● **Items from an interface collection**

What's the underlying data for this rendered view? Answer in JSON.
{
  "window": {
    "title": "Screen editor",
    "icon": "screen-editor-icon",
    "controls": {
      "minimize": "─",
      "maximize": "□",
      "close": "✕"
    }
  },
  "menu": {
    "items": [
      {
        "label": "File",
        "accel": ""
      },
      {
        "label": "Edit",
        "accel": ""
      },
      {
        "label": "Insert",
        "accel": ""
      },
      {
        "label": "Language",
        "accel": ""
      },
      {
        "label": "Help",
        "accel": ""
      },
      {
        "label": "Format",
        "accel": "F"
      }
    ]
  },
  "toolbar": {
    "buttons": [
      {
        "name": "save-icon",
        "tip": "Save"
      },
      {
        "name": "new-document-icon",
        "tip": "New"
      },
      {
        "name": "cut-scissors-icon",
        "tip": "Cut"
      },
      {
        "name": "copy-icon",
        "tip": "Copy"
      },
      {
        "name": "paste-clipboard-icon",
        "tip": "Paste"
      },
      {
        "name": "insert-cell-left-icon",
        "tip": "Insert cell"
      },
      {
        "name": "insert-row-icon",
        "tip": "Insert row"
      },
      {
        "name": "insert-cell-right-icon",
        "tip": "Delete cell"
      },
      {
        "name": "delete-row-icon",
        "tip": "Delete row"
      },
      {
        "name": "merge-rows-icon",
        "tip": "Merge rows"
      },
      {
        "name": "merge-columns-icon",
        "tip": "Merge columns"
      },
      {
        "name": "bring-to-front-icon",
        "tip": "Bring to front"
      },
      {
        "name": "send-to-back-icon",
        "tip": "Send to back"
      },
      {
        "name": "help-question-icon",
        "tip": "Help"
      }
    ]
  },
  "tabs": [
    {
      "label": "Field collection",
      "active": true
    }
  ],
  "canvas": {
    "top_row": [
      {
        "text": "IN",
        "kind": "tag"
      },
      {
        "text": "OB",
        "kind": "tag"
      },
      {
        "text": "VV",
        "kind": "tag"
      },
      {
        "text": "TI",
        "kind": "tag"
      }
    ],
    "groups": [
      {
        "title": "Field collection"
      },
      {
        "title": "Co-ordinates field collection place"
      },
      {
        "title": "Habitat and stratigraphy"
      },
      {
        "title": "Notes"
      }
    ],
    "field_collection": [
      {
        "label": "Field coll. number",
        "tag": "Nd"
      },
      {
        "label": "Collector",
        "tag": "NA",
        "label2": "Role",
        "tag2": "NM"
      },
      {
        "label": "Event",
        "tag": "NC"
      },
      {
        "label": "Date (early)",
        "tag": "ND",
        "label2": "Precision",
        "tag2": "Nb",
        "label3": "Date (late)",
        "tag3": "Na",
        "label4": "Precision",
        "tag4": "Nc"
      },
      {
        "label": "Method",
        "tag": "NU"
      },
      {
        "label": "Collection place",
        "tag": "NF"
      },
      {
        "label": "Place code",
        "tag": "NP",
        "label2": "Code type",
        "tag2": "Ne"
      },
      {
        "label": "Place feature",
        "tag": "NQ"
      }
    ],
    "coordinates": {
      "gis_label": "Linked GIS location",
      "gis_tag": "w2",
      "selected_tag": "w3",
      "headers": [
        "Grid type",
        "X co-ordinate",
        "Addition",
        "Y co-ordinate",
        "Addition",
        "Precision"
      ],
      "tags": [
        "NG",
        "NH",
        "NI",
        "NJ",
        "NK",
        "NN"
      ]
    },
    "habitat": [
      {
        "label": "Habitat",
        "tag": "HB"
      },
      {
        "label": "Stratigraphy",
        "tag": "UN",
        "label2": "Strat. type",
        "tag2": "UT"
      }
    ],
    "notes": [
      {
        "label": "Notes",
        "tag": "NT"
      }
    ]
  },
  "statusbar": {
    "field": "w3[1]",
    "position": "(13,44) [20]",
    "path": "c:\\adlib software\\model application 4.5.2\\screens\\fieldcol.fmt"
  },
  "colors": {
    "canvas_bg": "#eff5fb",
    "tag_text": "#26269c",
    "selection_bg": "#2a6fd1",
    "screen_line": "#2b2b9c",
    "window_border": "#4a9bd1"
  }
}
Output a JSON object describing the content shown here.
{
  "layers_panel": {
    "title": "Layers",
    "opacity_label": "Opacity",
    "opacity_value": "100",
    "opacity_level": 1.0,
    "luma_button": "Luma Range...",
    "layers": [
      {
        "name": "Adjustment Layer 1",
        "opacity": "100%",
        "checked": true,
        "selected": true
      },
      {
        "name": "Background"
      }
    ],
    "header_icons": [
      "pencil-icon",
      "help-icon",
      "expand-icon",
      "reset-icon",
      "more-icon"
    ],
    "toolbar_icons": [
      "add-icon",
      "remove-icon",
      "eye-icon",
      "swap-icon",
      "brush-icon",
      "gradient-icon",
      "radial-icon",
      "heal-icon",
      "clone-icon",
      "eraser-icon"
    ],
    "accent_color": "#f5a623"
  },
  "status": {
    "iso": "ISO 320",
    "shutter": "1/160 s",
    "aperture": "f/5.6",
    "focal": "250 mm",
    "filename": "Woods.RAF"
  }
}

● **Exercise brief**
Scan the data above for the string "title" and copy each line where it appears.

● **Task answer**
    "title": "Screen editor",
        "title": "Field collection"
        "title": "Co-ordinates field collection place"
        "title": "Habitat and stratigraphy"
        "title": "Notes"
    "title": "Layers",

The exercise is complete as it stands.